** INSTRUCTIONS FOR THE TASK **
Copy the data exactly. Leave nothing out.

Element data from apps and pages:

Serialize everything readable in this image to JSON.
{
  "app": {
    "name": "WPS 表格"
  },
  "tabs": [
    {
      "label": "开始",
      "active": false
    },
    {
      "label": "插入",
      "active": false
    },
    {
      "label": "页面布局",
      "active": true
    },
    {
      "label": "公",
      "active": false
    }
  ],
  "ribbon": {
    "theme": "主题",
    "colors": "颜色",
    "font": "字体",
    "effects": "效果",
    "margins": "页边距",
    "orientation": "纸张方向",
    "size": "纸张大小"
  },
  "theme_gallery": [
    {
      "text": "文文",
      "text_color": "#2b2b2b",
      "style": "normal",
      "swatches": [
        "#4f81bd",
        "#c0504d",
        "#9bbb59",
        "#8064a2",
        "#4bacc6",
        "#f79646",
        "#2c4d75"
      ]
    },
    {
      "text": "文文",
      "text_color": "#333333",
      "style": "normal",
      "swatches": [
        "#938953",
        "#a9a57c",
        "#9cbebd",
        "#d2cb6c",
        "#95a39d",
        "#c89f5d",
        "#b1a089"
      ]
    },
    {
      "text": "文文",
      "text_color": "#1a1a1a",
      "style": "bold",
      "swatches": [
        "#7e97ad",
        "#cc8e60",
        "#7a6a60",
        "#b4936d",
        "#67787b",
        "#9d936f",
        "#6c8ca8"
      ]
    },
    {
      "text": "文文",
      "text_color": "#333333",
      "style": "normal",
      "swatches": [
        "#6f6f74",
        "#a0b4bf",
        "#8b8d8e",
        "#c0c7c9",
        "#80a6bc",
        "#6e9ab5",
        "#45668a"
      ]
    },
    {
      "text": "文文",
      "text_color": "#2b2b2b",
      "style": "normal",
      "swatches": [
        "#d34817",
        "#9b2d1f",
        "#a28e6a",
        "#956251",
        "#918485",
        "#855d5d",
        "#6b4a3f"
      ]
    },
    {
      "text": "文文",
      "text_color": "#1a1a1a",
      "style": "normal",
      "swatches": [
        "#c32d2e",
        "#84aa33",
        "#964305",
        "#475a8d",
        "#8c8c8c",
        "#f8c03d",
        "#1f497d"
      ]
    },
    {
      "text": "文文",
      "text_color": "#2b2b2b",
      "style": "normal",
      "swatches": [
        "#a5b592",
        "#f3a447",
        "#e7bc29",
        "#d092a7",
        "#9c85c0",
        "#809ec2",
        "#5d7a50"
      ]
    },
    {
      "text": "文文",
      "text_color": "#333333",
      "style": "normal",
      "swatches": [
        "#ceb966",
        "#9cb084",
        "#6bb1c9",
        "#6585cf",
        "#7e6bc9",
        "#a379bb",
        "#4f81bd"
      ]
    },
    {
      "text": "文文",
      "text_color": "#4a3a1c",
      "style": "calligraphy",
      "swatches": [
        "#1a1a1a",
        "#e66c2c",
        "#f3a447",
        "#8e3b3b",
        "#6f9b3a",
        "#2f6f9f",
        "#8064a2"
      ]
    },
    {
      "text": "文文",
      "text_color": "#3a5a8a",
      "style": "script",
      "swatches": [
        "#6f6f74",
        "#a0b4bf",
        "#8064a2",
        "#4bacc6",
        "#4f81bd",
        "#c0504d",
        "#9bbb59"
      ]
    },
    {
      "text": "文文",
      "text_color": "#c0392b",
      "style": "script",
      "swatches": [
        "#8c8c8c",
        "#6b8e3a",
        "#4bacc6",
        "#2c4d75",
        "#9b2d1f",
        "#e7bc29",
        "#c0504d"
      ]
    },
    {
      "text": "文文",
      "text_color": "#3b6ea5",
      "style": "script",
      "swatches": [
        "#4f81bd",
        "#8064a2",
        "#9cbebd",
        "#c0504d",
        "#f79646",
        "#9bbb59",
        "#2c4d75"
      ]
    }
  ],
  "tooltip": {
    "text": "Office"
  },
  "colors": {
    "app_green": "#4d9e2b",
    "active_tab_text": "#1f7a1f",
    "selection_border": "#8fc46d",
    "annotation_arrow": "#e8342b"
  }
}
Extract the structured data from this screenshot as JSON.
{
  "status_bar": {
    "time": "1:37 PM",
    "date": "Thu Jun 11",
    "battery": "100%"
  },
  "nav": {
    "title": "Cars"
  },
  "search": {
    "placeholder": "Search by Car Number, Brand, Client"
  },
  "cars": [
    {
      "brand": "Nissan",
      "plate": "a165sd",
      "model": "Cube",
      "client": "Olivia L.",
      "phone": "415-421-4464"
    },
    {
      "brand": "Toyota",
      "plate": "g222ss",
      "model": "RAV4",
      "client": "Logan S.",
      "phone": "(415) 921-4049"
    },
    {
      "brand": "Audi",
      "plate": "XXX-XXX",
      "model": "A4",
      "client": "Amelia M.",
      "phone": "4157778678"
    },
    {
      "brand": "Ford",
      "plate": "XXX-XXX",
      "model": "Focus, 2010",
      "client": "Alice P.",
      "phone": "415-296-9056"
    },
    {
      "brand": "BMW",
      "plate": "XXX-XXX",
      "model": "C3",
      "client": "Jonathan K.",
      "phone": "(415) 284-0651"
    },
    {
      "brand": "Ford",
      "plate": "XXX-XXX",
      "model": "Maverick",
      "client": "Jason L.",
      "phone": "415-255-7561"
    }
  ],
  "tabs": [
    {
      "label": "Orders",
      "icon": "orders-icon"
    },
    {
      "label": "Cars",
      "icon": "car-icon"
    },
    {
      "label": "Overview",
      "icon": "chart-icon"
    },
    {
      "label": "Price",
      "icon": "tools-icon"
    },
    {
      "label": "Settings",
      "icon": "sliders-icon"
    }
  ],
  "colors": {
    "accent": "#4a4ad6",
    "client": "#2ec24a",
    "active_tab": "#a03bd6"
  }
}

** EXERCISE SOLUTION **
Serialize everything readable in this image to JSON.
{
  "app": {
    "name": "WPS 表格"
  },
  "tabs": [
    {
      "label": "开始",
      "active": false
    },
    {
      "label": "插入",
      "active": false
    },
    {
      "label": "页面布局",
      "active": true
    },
    {
      "label": "公",
      "active": false
    }
  ],
  "ribbon": {
    "theme": "主题",
    "colors": "颜色",
    "font": "字体",
    "effects": "效果",
    "margins": "页边距",
    "orientation": "纸张方向",
    "size": "纸张大小"
  },
  "theme_gallery": [
    {
      "text": "文文",
      "text_color": "#2b2b2b",
      "style": "normal",
      "swatches": [
        "#4f81bd",
        "#c0504d",
        "#9bbb59",
        "#8064a2",
        "#4bacc6",
        "#f79646",
        "#2c4d75"
      ]
    },
    {
      "text": "文文",
      "text_color": "#333333",
      "style": "normal",
      "swatches": [
        "#938953",
        "#a9a57c",
        "#9cbebd",
        "#d2cb6c",
        "#95a39d",
        "#c89f5d",
        "#b1a089"
      ]
    },
    {
      "text": "文文",
      "text_color": "#1a1a1a",
      "style": "bold",
      "swatches": [
        "#7e97ad",
        "#cc8e60",
        "#7a6a60",
        "#b4936d",
        "#67787b",
        "#9d936f",
        "#6c8ca8"
      ]
    },
    {
      "text": "文文",
      "text_color": "#333333",
      "style": "normal",
      "swatches": [
        "#6f6f74",
        "#a0b4bf",
        "#8b8d8e",
        "#c0c7c9",
        "#80a6bc",
        "#6e9ab5",
        "#45668a"
      ]
    },
    {
      "text": "文文",
      "text_color": "#2b2b2b",
      "style": "normal",
      "swatches": [
        "#d34817",
        "#9b2d1f",
        "#a28e6a",
        "#956251",
        "#918485",
        "#855d5d",
        "#6b4a3f"
      ]
    },
    {
      "text": "文文",
      "text_color": "#1a1a1a",
      "style": "normal",
      "swatches": [
        "#c32d2e",
        "#84aa33",
        "#964305",
        "#475a8d",
        "#8c8c8c",
        "#f8c03d",
        "#1f497d"
      ]
    },
    {
      "text": "文文",
      "text_color": "#2b2b2b",
      "style": "normal",
      "swatches": [
        "#a5b592",
        "#f3a447",
        "#e7bc29",
        "#d092a7",
        "#9c85c0",
        "#809ec2",
        "#5d7a50"
      ]
    },
    {
      "text": "文文",
      "text_color": "#333333",
      "style": "normal",
      "swatches": [
        "#ceb966",
        "#9cb084",
        "#6bb1c9",
        "#6585cf",
        "#7e6bc9",
        "#a379bb",
        "#4f81bd"
      ]
    },
    {
      "text": "文文",
      "text_color": "#4a3a1c",
      "style": "calligraphy",
      "swatches": [
        "#1a1a1a",
        "#e66c2c",
        "#f3a447",
        "#8e3b3b",
        "#6f9b3a",
        "#2f6f9f",
        "#8064a2"
      ]
    },
    {
      "text": "文文",
      "text_color": "#3a5a8a",
      "style": "script",
      "swatches": [
        "#6f6f74",
        "#a0b4bf",
        "#8064a2",
        "#4bacc6",
        "#4f81bd",
        "#c0504d",
        "#9bbb59"
      ]
    },
    {
      "text": "文文",
      "text_color": "#c0392b",
      "style": "script",
      "swatches": [
        "#8c8c8c",
        "#6b8e3a",
        "#4bacc6",
        "#2c4d75",
        "#9b2d1f",
        "#e7bc29",
        "#c0504d"
      ]
    },
    {
      "text": "文文",
      "text_color": "#3b6ea5",
      "style": "script",
      "swatches": [
        "#4f81bd",
        "#8064a2",
        "#9cbebd",
        "#c0504d",
        "#f79646",
        "#9bbb59",
        "#2c4d75"
      ]
    }
  ],
  "tooltip": {
    "text": "Office"
  },
  "colors": {
    "app_green": "#4d9e2b",
    "active_tab_text": "#1f7a1f",
    "selection_border": "#8fc46d",
    "annotation_arrow": "#e8342b"
  }
}
Extract the structured data from this screenshot as JSON.
{
  "status_bar": {
    "time": "1:37 PM",
    "date": "Thu Jun 11",
    "battery": "100%"
  },
  "nav": {
    "title": "Cars"
  },
  "search": {
    "placeholder": "Search by Car Number, Brand, Client"
  },
  "cars": [
    {
      "brand": "Nissan",
      "plate": "a165sd",
      "model": "Cube",
      "client": "Olivia L.",
      "phone": "415-421-4464"
    },
    {
      "brand": "Toyota",
      "plate": "g222ss",
      "model": "RAV4",
      "client": "Logan S.",
      "phone": "(415) 921-4049"
    },
    {
      "brand": "Audi",
      "plate": "XXX-XXX",
      "model": "A4",
      "client": "Amelia M.",
      "phone": "4157778678"
    },
    {
      "brand": "Ford",
      "plate": "XXX-XXX",
      "model": "Focus, 2010",
      "client": "Alice P.",
      "phone": "415-296-9056"
    },
    {
      "brand": "BMW",
      "plate": "XXX-XXX",
      "model": "C3",
      "client": "Jonathan K.",
      "phone": "(415) 284-0651"
    },
    {
      "brand": "Ford",
      "plate": "XXX-XXX",
      "model": "Maverick",
      "client": "Jason L.",
      "phone": "415-255-7561"
    }
  ],
  "tabs": [
    {
      "label": "Orders",
      "icon": "orders-icon"
    },
    {
      "label": "Cars",
      "icon": "car-icon"
    },
    {
      "label": "Overview",
      "icon": "chart-icon"
    },
    {
      "label": "Price",
      "icon": "tools-icon"
    },
    {
      "label": "Settings",
      "icon": "sliders-icon"
    }
  ],
  "colors": {
    "accent": "#4a4ad6",
    "client": "#2ec24a",
    "active_tab": "#a03bd6"
  }
}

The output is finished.